Assigned task >>
Using the records below, filter out every line that lacks "this" and copy the rest.

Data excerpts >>

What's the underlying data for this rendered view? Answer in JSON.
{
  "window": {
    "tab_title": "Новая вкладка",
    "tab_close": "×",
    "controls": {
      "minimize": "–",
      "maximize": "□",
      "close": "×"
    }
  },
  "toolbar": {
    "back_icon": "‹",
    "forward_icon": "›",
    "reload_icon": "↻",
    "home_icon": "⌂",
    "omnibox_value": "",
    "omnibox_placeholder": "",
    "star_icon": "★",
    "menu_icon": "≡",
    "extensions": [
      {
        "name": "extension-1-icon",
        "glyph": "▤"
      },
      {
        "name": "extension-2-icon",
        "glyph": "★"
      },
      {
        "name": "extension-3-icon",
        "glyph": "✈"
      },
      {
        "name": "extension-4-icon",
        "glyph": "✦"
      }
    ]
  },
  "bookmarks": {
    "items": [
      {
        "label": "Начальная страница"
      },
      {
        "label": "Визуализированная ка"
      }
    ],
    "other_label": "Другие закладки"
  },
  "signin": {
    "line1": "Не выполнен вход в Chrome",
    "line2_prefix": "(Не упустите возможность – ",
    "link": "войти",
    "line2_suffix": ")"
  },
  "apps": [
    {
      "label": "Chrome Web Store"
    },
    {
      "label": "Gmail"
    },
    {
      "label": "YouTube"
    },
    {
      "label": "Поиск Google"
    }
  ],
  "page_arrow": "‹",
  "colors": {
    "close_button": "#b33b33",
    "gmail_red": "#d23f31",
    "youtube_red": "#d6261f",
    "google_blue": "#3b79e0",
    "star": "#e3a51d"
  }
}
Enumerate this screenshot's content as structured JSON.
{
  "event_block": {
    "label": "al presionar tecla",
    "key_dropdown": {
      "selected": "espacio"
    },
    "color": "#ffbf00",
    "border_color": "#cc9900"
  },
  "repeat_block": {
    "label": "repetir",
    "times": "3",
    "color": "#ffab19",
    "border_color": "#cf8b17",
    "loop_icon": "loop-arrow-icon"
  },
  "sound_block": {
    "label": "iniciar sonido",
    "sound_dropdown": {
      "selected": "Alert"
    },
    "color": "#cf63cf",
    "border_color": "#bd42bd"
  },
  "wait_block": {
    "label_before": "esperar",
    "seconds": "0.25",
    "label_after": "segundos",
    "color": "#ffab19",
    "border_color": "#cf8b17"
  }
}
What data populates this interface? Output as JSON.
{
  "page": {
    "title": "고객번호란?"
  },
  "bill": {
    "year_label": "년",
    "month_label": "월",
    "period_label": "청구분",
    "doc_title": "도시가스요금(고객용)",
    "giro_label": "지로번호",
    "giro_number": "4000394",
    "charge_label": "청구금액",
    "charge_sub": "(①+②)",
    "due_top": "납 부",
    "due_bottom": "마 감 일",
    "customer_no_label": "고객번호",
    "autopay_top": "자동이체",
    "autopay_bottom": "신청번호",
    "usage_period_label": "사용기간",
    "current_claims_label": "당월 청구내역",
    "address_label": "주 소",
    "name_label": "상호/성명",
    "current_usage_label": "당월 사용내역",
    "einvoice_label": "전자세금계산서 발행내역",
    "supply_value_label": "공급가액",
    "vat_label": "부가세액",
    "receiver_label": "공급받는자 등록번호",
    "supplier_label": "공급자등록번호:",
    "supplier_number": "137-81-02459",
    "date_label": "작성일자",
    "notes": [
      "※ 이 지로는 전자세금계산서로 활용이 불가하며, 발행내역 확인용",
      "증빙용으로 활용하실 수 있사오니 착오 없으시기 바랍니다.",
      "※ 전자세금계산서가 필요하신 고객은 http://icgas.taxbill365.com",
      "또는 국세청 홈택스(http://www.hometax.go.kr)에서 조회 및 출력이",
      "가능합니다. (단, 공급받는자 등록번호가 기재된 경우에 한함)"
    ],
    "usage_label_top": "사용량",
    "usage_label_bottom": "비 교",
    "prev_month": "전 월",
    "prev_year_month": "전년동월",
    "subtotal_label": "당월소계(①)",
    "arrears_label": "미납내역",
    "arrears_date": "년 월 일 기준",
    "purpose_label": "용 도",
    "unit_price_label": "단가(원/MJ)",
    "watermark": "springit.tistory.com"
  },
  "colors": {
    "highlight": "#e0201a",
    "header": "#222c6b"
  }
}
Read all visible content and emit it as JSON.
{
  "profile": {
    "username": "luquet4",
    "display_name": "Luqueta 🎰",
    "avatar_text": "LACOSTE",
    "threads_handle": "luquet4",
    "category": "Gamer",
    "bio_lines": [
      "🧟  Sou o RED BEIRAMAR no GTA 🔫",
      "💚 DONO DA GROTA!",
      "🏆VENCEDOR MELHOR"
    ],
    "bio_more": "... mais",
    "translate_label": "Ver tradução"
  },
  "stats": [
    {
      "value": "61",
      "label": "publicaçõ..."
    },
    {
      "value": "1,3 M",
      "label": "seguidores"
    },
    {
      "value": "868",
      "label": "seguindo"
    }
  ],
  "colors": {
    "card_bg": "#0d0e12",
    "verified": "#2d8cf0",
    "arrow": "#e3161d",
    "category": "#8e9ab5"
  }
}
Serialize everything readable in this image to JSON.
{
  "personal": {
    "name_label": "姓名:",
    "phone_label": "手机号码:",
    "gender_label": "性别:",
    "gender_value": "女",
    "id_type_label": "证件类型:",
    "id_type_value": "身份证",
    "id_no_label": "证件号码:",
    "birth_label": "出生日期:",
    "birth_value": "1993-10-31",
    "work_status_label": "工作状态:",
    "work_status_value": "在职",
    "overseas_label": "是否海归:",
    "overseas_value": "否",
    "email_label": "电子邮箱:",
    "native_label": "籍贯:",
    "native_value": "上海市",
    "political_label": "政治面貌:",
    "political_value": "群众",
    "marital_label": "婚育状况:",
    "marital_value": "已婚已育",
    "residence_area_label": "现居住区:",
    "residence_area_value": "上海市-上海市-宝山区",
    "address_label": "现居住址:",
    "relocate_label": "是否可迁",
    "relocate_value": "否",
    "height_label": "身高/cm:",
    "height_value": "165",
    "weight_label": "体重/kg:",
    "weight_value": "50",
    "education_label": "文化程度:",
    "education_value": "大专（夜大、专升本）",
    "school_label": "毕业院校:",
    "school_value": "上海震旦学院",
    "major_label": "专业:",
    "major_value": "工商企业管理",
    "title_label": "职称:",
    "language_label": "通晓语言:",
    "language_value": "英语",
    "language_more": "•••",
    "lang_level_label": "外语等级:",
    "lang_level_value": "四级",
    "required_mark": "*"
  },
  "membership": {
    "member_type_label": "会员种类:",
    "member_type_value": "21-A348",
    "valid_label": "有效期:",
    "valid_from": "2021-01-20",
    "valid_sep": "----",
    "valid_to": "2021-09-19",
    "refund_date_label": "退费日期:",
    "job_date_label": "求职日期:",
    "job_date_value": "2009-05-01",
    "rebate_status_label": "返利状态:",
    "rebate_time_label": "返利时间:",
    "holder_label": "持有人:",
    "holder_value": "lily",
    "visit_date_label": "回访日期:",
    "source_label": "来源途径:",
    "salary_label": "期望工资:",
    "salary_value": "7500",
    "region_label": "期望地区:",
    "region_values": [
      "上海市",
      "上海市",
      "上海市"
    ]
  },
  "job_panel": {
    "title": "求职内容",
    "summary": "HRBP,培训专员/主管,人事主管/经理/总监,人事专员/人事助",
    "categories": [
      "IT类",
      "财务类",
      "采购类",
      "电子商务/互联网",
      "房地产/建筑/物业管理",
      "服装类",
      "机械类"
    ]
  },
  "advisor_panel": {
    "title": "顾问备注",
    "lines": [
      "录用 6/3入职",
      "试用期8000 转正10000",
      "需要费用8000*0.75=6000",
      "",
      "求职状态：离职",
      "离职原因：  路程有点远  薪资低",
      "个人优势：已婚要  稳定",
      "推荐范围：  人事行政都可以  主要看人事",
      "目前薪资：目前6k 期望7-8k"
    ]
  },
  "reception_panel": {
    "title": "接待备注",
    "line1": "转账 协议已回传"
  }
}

Exercise response >>
What's the underlying data for this rendered view? Answer in JSON.
Enumerate this screenshot's content as structured JSON.
What data populates this interface? Output as JSON.
Serialize everything readable in this image to JSON.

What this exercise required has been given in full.